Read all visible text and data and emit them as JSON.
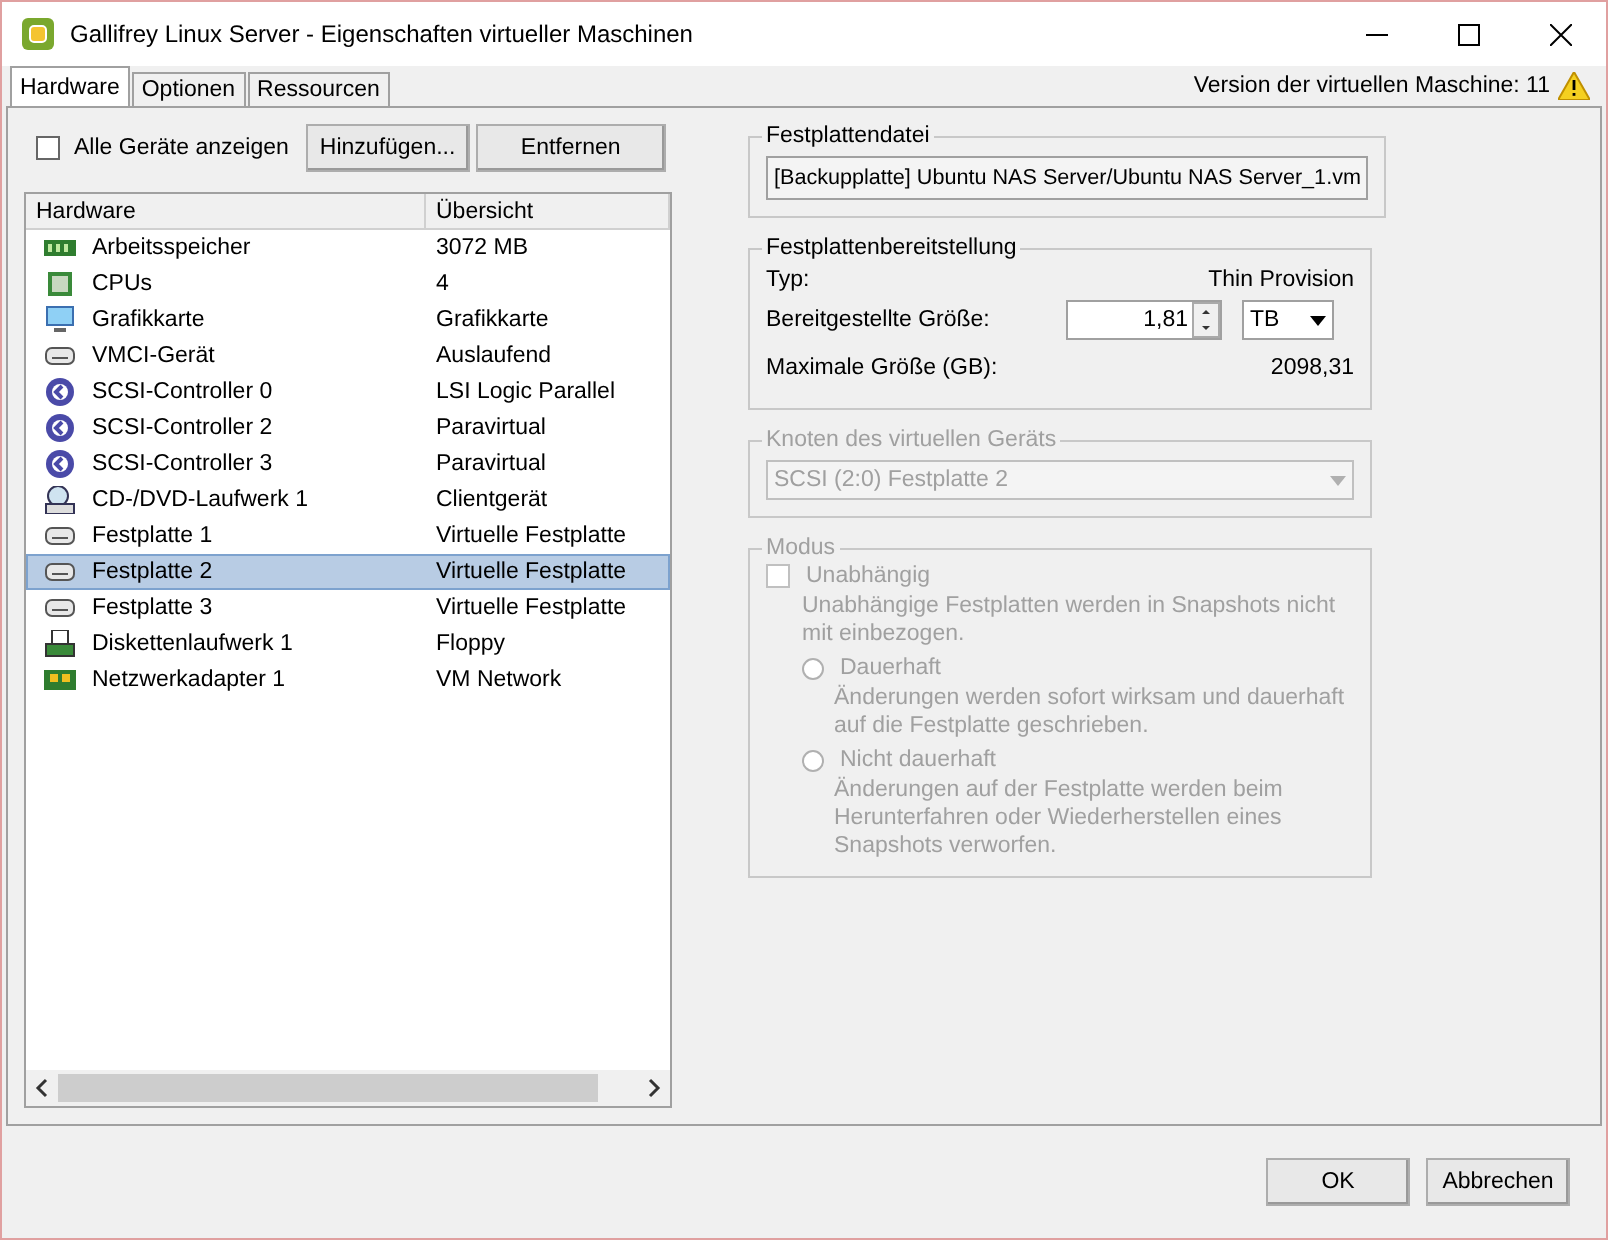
{
  "window": {
    "title": "Gallifrey Linux Server - Eigenschaften virtueller Maschinen"
  },
  "tabs": [
    {
      "label": "Hardware",
      "selected": true
    },
    {
      "label": "Optionen",
      "selected": false
    },
    {
      "label": "Ressourcen",
      "selected": false
    }
  ],
  "vm_version": "Version der virtuellen Maschine: 11",
  "show_all_devices": {
    "label": "Alle Geräte anzeigen",
    "checked": false
  },
  "toolbar_buttons": [
    "Hinzufügen...",
    "Entfernen"
  ],
  "table": {
    "columns": [
      "Hardware",
      "Übersicht"
    ],
    "rows": [
      {
        "kind": "memory",
        "name": "Arbeitsspeicher",
        "summary": "3072 MB",
        "selected": false
      },
      {
        "kind": "cpu",
        "name": "CPUs",
        "summary": "4",
        "selected": false
      },
      {
        "kind": "display",
        "name": "Grafikkarte",
        "summary": "Grafikkarte",
        "selected": false
      },
      {
        "kind": "device",
        "name": "VMCI-Gerät",
        "summary": "Auslaufend",
        "selected": false
      },
      {
        "kind": "scsi",
        "name": "SCSI-Controller 0",
        "summary": "LSI Logic Parallel",
        "selected": false
      },
      {
        "kind": "scsi",
        "name": "SCSI-Controller 2",
        "summary": "Paravirtual",
        "selected": false
      },
      {
        "kind": "scsi",
        "name": "SCSI-Controller 3",
        "summary": "Paravirtual",
        "selected": false
      },
      {
        "kind": "cd",
        "name": "CD-/DVD-Laufwerk 1",
        "summary": "Clientgerät",
        "selected": false
      },
      {
        "kind": "disk",
        "name": "Festplatte 1",
        "summary": "Virtuelle Festplatte",
        "selected": false
      },
      {
        "kind": "disk",
        "name": "Festplatte 2",
        "summary": "Virtuelle Festplatte",
        "selected": true
      },
      {
        "kind": "disk",
        "name": "Festplatte 3",
        "summary": "Virtuelle Festplatte",
        "selected": false
      },
      {
        "kind": "floppy",
        "name": "Diskettenlaufwerk 1",
        "summary": "Floppy",
        "selected": false
      },
      {
        "kind": "network",
        "name": "Netzwerkadapter 1",
        "summary": "VM Network",
        "selected": false
      }
    ]
  },
  "disk_file": {
    "title": "Festplattendatei",
    "value": "[Backupplatte] Ubuntu NAS Server/Ubuntu NAS Server_1.vm"
  },
  "provisioning": {
    "title": "Festplattenbereitstellung",
    "type_label": "Typ:",
    "type_value": "Thin Provision",
    "size_label": "Bereitgestellte Größe:",
    "size_value": "1,81",
    "unit": "TB",
    "max_label": "Maximale Größe (GB):",
    "max_value": "2098,31"
  },
  "device_node": {
    "title": "Knoten des virtuellen Geräts",
    "value": "SCSI (2:0) Festplatte 2",
    "disabled": true
  },
  "mode": {
    "title": "Modus",
    "disabled": true,
    "independent": {
      "label": "Unabhängig",
      "checked": false,
      "description": "Unabhängige Festplatten werden in Snapshots nicht mit einbezogen."
    },
    "options": [
      {
        "label": "Dauerhaft",
        "description": "Änderungen werden sofort wirksam und dauerhaft auf die Festplatte geschrieben.",
        "selected": false
      },
      {
        "label": "Nicht dauerhaft",
        "description": "Änderungen auf der Festplatte werden beim Herunterfahren oder Wiederherstellen eines Snapshots verworfen.",
        "selected": false
      }
    ]
  },
  "footer_buttons": [
    "OK",
    "Abbrechen"
  ]
}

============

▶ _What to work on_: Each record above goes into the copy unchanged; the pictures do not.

▶ _Result for this exercise_:
Read all visible text and data and emit them as JSON.
{
  "window": {
    "title": "Gallifrey Linux Server - Eigenschaften virtueller Maschinen"
  },
  "tabs": [
    {
      "label": "Hardware",
      "selected": true
    },
    {
      "label": "Optionen",
      "selected": false
    },
    {
      "label": "Ressourcen",
      "selected": false
    }
  ],
  "vm_version": "Version der virtuellen Maschine: 11",
  "show_all_devices": {
    "label": "Alle Geräte anzeigen",
    "checked": false
  },
  "toolbar_buttons": [
    "Hinzufügen...",
    "Entfernen"
  ],
  "table": {
    "columns": [
      "Hardware",
      "Übersicht"
    ],
    "rows": [
      {
        "kind": "memory",
        "name": "Arbeitsspeicher",
        "summary": "3072 MB",
        "selected": false
      },
      {
        "kind": "cpu",
        "name": "CPUs",
        "summary": "4",
        "selected": false
      },
      {
        "kind": "display",
        "name": "Grafikkarte",
        "summary": "Grafikkarte",
        "selected": false
      },
      {
        "kind": "device",
        "name": "VMCI-Gerät",
        "summary": "Auslaufend",
        "selected": false
      },
      {
        "kind": "scsi",
        "name": "SCSI-Controller 0",
        "summary": "LSI Logic Parallel",
        "selected": false
      },
      {
        "kind": "scsi",
        "name": "SCSI-Controller 2",
        "summary": "Paravirtual",
        "selected": false
      },
      {
        "kind": "scsi",
        "name": "SCSI-Controller 3",
        "summary": "Paravirtual",
        "selected": false
      },
      {
        "kind": "cd",
        "name": "CD-/DVD-Laufwerk 1",
        "summary": "Clientgerät",
        "selected": false
      },
      {
        "kind": "disk",
        "name": "Festplatte 1",
        "summary": "Virtuelle Festplatte",
        "selected": false
      },
      {
        "kind": "disk",
        "name": "Festplatte 2",
        "summary": "Virtuelle Festplatte",
        "selected": true
      },
      {
        "kind": "disk",
        "name": "Festplatte 3",
        "summary": "Virtuelle Festplatte",
        "selected": false
      },
      {
        "kind": "floppy",
        "name": "Diskettenlaufwerk 1",
        "summary": "Floppy",
        "selected": false
      },
      {
        "kind": "network",
        "name": "Netzwerkadapter 1",
        "summary": "VM Network",
        "selected": false
      }
    ]
  },
  "disk_file": {
    "title": "Festplattendatei",
    "value": "[Backupplatte] Ubuntu NAS Server/Ubuntu NAS Server_1.vm"
  },
  "provisioning": {
    "title": "Festplattenbereitstellung",
    "type_label": "Typ:",
    "type_value": "Thin Provision",
    "size_label": "Bereitgestellte Größe:",
    "size_value": "1,81",
    "unit": "TB",
    "max_label": "Maximale Größe (GB):",
    "max_value": "2098,31"
  },
  "device_node": {
    "title": "Knoten des virtuellen Geräts",
    "value": "SCSI (2:0) Festplatte 2",
    "disabled": true
  },
  "mode": {
    "title": "Modus",
    "disabled": true,
    "independent": {
      "label": "Unabhängig",
      "checked": false,
      "description": "Unabhängige Festplatten werden in Snapshots nicht mit einbezogen."
    },
    "options": [
      {
        "label": "Dauerhaft",
        "description": "Änderungen werden sofort wirksam und dauerhaft auf die Festplatte geschrieben.",
        "selected": false
      },
      {
        "label": "Nicht dauerhaft",
        "description": "Änderungen auf der Festplatte werden beim Herunterfahren oder Wiederherstellen eines Snapshots verworfen.",
        "selected": false
      }
    ]
  },
  "footer_buttons": [
    "OK",
    "Abbrechen"
  ]
}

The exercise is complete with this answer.